As I noted in the past (see The Rambam’s Philosophy and Mesorah, and The Rambam, Knowledge and Akrasia), the Rambam’s philosophy is unique in emphasizing knowledge over character. It is the subject of Rav Samson [ben] Raphael Hirsch’s criticism of the Rambam in Nineteen Letters (letter 18). The Rambam opens the Moreh discussing how the ideal, pre-fruit Adam, chose between truth and falsehood, and the need to choose between good and evil was part of man’s decline due to the sin. He closes the book with a discussion of four planes of human perfection, the lowest being wealth, then health, morality, and the final highest level — intellect. In between he attributes prophecy to mental perfection, to the point that he considered Aristotle a near-prophet; individualized Providence (hashgachah peratis) is proportional to man’s understanding of G-d; mitzvos are defined as a means to learn about Him, unlearn the mistakes of idolatry, and setting up a stable society so that we have the peace and time to study; the Rambam requires knowledge of G-d by philosophical proof, not ecstatic experience or relying on trusted sources; etc…

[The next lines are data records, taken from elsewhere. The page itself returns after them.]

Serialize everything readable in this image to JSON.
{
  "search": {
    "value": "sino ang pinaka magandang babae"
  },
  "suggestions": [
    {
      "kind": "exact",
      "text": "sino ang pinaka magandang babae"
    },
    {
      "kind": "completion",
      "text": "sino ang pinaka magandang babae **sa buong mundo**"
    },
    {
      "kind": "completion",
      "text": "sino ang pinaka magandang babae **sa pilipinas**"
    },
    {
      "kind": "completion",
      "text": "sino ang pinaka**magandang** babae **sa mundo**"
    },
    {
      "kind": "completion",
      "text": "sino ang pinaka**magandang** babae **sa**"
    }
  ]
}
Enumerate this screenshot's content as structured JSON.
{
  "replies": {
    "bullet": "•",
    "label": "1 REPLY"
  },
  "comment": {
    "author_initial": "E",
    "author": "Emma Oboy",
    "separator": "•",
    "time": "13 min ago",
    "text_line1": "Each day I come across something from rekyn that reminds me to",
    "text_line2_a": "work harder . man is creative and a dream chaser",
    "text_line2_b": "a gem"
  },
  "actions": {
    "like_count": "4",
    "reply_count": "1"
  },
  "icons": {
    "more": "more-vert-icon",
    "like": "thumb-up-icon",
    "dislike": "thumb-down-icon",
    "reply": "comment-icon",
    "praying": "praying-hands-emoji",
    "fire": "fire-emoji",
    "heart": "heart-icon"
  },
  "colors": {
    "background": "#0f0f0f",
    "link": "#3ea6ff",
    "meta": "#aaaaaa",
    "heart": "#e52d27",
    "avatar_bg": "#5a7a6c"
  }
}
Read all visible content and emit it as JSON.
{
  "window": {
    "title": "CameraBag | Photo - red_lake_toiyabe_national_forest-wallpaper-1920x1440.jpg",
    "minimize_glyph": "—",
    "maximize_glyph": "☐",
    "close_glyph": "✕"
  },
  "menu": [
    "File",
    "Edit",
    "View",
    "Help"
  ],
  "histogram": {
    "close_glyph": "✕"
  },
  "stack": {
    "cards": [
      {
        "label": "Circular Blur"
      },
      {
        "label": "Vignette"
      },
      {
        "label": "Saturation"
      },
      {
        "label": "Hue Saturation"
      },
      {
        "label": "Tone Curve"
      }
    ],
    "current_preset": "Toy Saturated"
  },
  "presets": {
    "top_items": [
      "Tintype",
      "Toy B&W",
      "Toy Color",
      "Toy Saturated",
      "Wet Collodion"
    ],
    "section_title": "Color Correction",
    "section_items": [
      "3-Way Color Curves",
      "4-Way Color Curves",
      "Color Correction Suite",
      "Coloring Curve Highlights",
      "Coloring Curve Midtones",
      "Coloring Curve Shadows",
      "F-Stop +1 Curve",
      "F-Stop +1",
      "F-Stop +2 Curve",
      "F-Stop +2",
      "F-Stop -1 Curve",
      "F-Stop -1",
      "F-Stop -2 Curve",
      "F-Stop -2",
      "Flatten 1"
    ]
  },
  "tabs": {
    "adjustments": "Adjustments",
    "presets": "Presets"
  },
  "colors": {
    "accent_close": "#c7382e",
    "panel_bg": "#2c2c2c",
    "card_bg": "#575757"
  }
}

So the Rambam’s notion of mastering Judaism would be very intellectual, and therefore would be to the mind much like bread and meat are to the stomach — the staples.

If the Rama understands Judaism as would the majority of Jewish tradition, then he would understand Judaism as having more of an emotional or middah component. Therefore, instead of bread, the Rama invokes putting into our “stomachs” something more connotative of emotion — wine.

This might also explain the difference in sequence. The Rama could have simply been repeating the idiom as it appears in the gemara‘s discussion of the laws of Yom Tov, “there is no joy except through meat and wine”. Or, perhaps the Rama — or even the original thought about Yom Tov joy — could not put emotions ahead of intellect, wine ahead of meat. We do not know because we are passionate, we are passionate about what we know.